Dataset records
----
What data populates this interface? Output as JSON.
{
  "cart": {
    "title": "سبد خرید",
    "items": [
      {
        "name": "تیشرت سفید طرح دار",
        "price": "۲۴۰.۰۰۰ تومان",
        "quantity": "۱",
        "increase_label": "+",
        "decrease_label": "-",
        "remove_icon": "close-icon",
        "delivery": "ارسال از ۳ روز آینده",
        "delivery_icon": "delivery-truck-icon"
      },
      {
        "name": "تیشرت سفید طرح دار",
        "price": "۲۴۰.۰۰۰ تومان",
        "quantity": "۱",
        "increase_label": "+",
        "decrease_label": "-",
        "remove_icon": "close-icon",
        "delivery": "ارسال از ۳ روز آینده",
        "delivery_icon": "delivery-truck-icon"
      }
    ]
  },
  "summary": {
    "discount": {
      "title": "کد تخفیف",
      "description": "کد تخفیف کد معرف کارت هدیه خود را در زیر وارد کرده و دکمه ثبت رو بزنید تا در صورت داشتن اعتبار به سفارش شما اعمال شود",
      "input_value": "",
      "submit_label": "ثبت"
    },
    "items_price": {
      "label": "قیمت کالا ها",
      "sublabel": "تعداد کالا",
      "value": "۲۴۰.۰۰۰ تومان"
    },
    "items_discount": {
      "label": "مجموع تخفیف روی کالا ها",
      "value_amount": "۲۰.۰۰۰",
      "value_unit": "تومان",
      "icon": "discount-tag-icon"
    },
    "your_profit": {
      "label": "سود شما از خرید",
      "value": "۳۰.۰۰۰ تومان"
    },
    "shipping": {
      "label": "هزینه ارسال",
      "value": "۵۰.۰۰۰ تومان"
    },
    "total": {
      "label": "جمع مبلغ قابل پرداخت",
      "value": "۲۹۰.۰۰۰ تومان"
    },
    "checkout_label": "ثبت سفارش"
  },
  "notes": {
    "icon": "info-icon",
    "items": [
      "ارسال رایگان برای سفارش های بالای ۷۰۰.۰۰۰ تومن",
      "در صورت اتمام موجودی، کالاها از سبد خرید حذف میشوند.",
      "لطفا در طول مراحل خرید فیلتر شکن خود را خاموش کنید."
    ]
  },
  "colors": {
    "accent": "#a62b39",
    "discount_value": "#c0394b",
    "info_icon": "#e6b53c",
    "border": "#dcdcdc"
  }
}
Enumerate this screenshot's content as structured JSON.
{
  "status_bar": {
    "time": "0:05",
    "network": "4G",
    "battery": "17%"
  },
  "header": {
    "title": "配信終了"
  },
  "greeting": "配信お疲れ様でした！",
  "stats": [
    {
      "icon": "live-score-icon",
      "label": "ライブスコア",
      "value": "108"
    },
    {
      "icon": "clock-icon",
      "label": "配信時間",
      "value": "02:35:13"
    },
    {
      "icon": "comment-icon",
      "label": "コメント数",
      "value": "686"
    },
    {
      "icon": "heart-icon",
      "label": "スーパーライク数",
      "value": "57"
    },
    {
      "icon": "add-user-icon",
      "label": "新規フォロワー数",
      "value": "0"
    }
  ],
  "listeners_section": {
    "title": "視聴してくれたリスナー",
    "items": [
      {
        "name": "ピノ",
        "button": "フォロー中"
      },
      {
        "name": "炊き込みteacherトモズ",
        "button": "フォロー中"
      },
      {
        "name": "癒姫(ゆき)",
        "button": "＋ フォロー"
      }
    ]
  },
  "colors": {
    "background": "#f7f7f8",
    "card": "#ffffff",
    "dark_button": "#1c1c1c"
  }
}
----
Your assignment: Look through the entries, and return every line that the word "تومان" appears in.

Reply:
        "price": "۲۴۰.۰۰۰ تومان",
        "price": "۲۴۰.۰۰۰ تومان",
      "value": "۲۴۰.۰۰۰ تومان"
      "value_unit": "تومان",
      "value": "۳۰.۰۰۰ تومان"
      "value": "۵۰.۰۰۰ تومان"
      "value": "۲۹۰.۰۰۰ تومان"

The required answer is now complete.